“More recently, we have seen a visual representation of the othering through the dramatic increase in anti-Asian hate crimes. According to the data published by the Center for the Study of Hate and Extremism, anti-Asian hate crimes increased by 339% from 2019 to 2020 and by 124% from 2020 to 2021. These numbers represent my concerns for my parents’ safety on a personal level. The concerns heightened when I saw the news of a grandmother, Xiao Zhen Xie, who was attacked on San Francisco’s Market Street on the morning after six women of Asian descent were murdered in the shooting rampage in Atlanta. These events struck us at the core.
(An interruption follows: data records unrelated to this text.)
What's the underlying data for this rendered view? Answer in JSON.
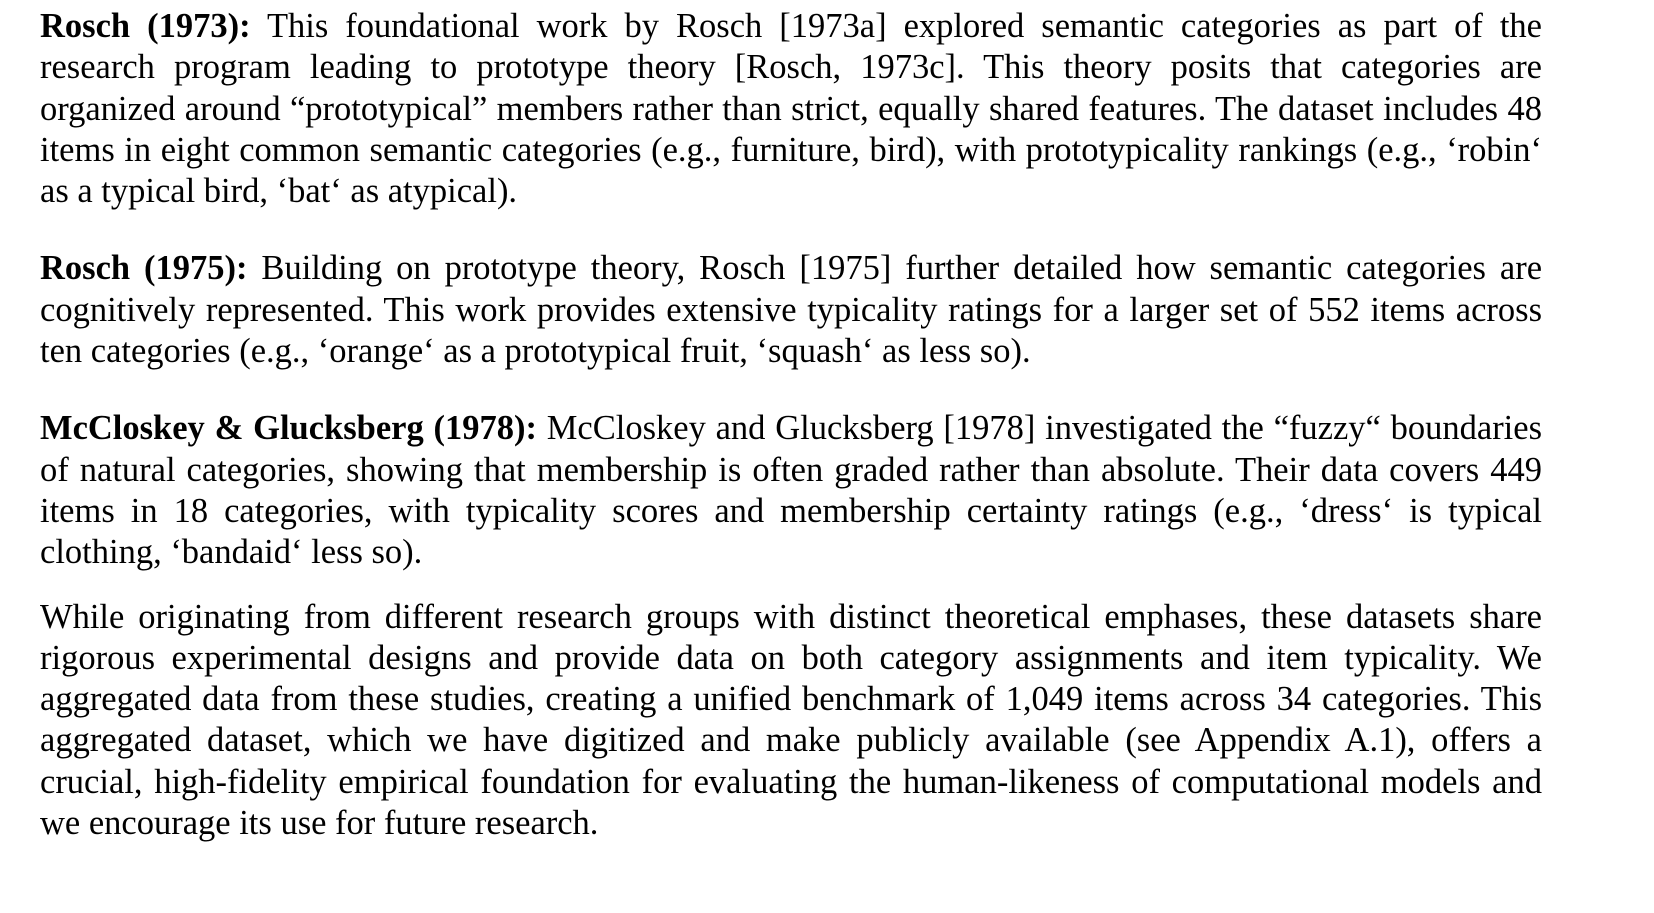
{
  "paragraphs": [
    {
      "lead": "Rosch (1973):",
      "text": " This foundational work by Rosch [1973a] explored semantic categories as part of the research program leading to prototype theory [Rosch, 1973c]. This theory posits that categories are organized around “prototypical” members rather than strict, equally shared features. The dataset includes 48 items in eight common semantic categories (e.g., furniture, bird), with prototypicality rankings (e.g., ‘robin‘ as a typical bird, ‘bat‘ as atypical)."
    },
    {
      "lead": "Rosch (1975):",
      "text": " Building on prototype theory, Rosch [1975] further detailed how semantic categories are cognitively represented. This work provides extensive typicality ratings for a larger set of 552 items across ten categories (e.g., ‘orange‘ as a prototypical fruit, ‘squash‘ as less so)."
    },
    {
      "lead": "McCloskey & Glucksberg (1978):",
      "text": " McCloskey and Glucksberg [1978] investigated the “fuzzy“ boundaries of natural categories, showing that membership is often graded rather than absolute. Their data covers 449 items in 18 categories, with typicality scores and membership certainty ratings (e.g., ‘dress‘ is typical clothing, ‘bandaid‘ less so)."
    },
    {
      "lead": "",
      "text": "While originating from different research groups with distinct theoretical emphases, these datasets share rigorous experimental designs and provide data on both category assignments and item typicality. We aggregated data from these studies, creating a unified benchmark of 1,049 items across 34 categories.  This aggregated dataset, which we have digitized and make publicly available (see Appendix A.1), offers a crucial, high-fidelity empirical foundation for evaluating the human-likeness of computational models and we encourage its use for future research."
    }
  ]
}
What put salt into the wound were the following speculative comments regarding their work in spas or massage parlors brought back memories of those who have made lewd comments towards myself.”

HyeJung shares these stories, cognizant that her experiences differ from those who are a part of the broad range individuals who are represented under the AAPI umbrella. These memories, according to her, allow her to think about how we as a country can support and advance the AAPI community towards a more equitable future.

“One of the ways to influence a cultural shift in how Asian-Americans are perceived is through greater representation of Asian voices and sharing narratives of how Asian Americans were involved in the United States history as Americans. First, individuals can intentionally create opportunities for people of color to amplify their voices, especially within media. An alternative way to represent voices is to give credit by citing or stating the authors’ names or original content creators. I recently read a Nature article on citation bias where scholars of color and women’s work are under-cited. We see this persisting in other spaces. Those interested in being a part of the community to make the future a more equitable space for all communities should be more intentional about citing and stating the names of the authors or creators of the original content.”

Remaining consistent with her work towards her PhD in developmental psychology, HyeJung advises how we can help cultivate a more equitable future for the AAPI community.

“Lastly, I think the step toward creating a more equitable society for the AAPI community is through creating equitable spaces for other marginalized community members. As a Korean-American growing up in Orange County, I know that the opportunities presented to me stem from the sacrifices that families made from different countries of origin. One family that comes to mind is the Mendez family. Mr. Gonzalo Mendez and Mrs. Felicitas Mendez, the parents of Ms. Sylvia Mendez, took it upon themselves to take legal action opposing the segregation and racial discrimination preventing their children from attending a nearby Westminster elementary school. The success of the Mendez v. Westminster case made California the first state in the nation to end segregation in schools. This case paved the way for Brown vs. Board of Education seven years later. Recognizing, learning, and stating the names of those who have pushed the status quo to create a more equitable American society is how I plan to celebrate Asian American and Pacific Islander Heritage Month.”